The rewards for progress on the arms limitation front are measured not only in increased security for all nations. They also appear in the vast opportunities to re-allocate resources now devoted to military expenditures. At present some $200 billion a year is spent on national security programs throughout the world. If we can liberate even a small fraction of that sum, by reducing the necessity for such expenditures, think what it could mean for the prosperity, for the health and for the sanity of this globe. Programs to speed development of the impoverished lands, to relieve the blight infecting urban communities in every country, to feed and clothe and heal those in need - even a diversion of but 10% of the world's military budgets would be a boon to mankind.
Again, my message is that it can be done. Already, on our own and without requiring parallel action by the Soviet Union, we are finding ways to shift resources away from some military programs and into other priority efforts. A year ago those of us advocating adjustments in U.S. defense spending discussed the possibility of a $5 billion reduction in the budget; no one really expected that to occur. But in the period since January of this year, executive and legislative action has in fact trimmed defense spending by very nearly that amount. The budget for 1970 will be in the $77 billion range, as opposed to the more than $81 billion recommended by the previous administration. It could be even less, in my opinion it should be considerably less, depending on how the $2 billion cut proposed by the senate armed services committee is finally resolved. Thus progress toward controlling the defense budget has been dramatic and substantial.

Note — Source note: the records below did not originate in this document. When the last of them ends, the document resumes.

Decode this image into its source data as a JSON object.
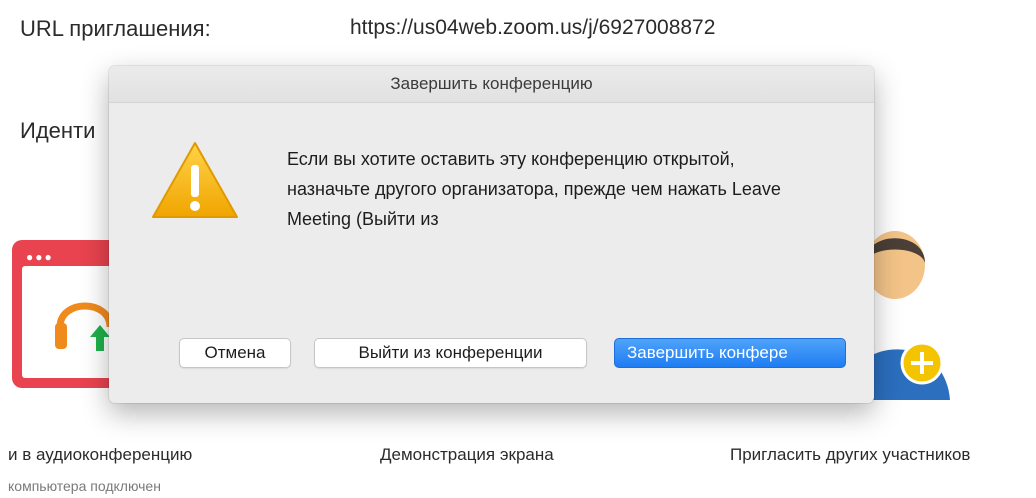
{
  "background": {
    "invite_url_label": "URL приглашения:",
    "invite_url_value": "https://us04web.zoom.us/j/6927008872",
    "meeting_id_label_partial": "Иденти",
    "audio_action_label": "и в аудиоконференцию",
    "audio_status": "компьютера подключен",
    "share_screen_label": "Демонстрация экрана",
    "invite_label": "Пригласить других участников"
  },
  "dialog": {
    "title": "Завершить конференцию",
    "message": "Если вы хотите оставить эту конференцию открытой, назначьте другого организатора, прежде чем нажать Leave Meeting (Выйти из",
    "buttons": {
      "cancel": "Отмена",
      "leave": "Выйти из конференции",
      "end": "Завершить конфере"
    }
  },
  "colors": {
    "primary_button": "#1f7df2",
    "warning": "#f5b400",
    "audio_icon": "#e8434f",
    "invite_plus": "#f5c400"
  }
}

The dilemmas of national security are complex and must be aired widely, if the collective wisdom of the American people is to be informed enough to be effective. Problems like these defy dogmatic and ideological judgments. In wrestling with them I often recall the encounter a century ago between the Archbishop of Canterbury and Cardinal Hensley. Leaving a meeting at which he had been with the Cardinal, the Archbishop offered him a ride. "After all," he said, "we're both engaged in God's work."
To which the Cardinal replied, "Yes, you in your way, and I in His."
None of us can claim the mantle of divinity when it comes to the great decisions of national security and public welfare. But God has equipped us with intelligence and compassion which, coupled with determined effort on our part, can lead to more humane and progressive policies. And those policies will be a living testament to the peace and justice America seeks for herself and for all nations.